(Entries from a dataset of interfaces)
========
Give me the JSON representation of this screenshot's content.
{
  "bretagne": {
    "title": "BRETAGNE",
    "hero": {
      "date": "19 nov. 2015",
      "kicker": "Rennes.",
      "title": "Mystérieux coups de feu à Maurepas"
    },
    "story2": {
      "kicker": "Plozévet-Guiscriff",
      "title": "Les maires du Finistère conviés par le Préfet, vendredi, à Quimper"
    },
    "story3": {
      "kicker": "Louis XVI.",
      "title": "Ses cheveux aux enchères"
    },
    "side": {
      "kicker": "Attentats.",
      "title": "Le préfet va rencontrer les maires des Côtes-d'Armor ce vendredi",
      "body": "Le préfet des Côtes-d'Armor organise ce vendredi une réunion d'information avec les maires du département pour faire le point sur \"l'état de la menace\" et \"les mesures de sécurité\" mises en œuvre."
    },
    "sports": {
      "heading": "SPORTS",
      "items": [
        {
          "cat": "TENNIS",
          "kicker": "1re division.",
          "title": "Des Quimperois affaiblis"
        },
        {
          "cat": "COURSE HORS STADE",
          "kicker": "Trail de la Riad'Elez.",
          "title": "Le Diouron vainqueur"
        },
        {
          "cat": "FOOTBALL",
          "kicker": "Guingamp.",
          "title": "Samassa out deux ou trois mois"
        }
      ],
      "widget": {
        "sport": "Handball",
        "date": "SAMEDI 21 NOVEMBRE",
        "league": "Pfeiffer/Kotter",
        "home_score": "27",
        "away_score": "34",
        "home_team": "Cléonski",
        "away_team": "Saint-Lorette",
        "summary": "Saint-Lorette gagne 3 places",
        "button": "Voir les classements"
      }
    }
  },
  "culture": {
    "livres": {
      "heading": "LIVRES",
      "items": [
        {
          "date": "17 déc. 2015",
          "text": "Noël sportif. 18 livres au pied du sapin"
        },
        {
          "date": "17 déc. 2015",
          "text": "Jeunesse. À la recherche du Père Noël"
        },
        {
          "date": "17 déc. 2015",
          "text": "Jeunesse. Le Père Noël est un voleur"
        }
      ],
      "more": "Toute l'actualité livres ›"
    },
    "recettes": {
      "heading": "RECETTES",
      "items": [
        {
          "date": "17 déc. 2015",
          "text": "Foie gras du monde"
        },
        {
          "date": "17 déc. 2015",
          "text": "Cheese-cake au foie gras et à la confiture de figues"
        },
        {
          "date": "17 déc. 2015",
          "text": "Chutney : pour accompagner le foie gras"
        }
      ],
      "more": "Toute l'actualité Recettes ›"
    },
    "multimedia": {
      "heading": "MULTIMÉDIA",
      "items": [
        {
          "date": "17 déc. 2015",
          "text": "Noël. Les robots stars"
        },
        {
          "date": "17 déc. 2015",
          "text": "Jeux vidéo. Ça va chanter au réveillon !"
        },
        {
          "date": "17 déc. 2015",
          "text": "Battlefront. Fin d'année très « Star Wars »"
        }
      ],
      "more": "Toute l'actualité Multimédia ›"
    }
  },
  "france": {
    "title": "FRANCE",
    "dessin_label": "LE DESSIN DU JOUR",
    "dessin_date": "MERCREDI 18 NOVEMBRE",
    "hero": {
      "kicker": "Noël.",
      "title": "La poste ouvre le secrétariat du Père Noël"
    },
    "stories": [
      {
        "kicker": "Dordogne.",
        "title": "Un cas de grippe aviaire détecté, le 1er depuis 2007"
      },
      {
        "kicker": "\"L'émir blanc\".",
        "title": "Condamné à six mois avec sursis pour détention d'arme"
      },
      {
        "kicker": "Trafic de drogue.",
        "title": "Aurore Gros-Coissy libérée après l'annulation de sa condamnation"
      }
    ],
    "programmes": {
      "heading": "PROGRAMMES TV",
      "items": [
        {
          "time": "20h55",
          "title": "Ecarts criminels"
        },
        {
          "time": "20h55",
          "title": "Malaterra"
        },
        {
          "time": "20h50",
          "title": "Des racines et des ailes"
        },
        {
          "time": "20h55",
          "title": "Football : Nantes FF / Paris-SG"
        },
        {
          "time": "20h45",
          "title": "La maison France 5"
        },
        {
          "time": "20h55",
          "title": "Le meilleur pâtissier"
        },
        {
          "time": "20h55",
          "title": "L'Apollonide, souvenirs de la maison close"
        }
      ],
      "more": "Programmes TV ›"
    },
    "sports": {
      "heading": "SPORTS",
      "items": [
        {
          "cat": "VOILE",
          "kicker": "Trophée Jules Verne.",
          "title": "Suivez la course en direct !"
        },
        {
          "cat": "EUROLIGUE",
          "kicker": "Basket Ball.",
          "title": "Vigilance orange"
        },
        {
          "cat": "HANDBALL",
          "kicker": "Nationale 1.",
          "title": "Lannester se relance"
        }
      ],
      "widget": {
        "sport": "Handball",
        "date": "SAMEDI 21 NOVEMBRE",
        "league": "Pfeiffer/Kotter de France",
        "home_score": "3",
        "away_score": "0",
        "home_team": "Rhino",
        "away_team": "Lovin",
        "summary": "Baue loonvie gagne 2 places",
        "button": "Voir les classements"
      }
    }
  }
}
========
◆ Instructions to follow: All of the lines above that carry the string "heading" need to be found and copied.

◆ Answer for this exercise:
      "heading": "SPORTS",
      "heading": "LIVRES",
      "heading": "RECETTES",
      "heading": "MULTIMÉDIA",
      "heading": "PROGRAMMES TV",
      "heading": "SPORTS",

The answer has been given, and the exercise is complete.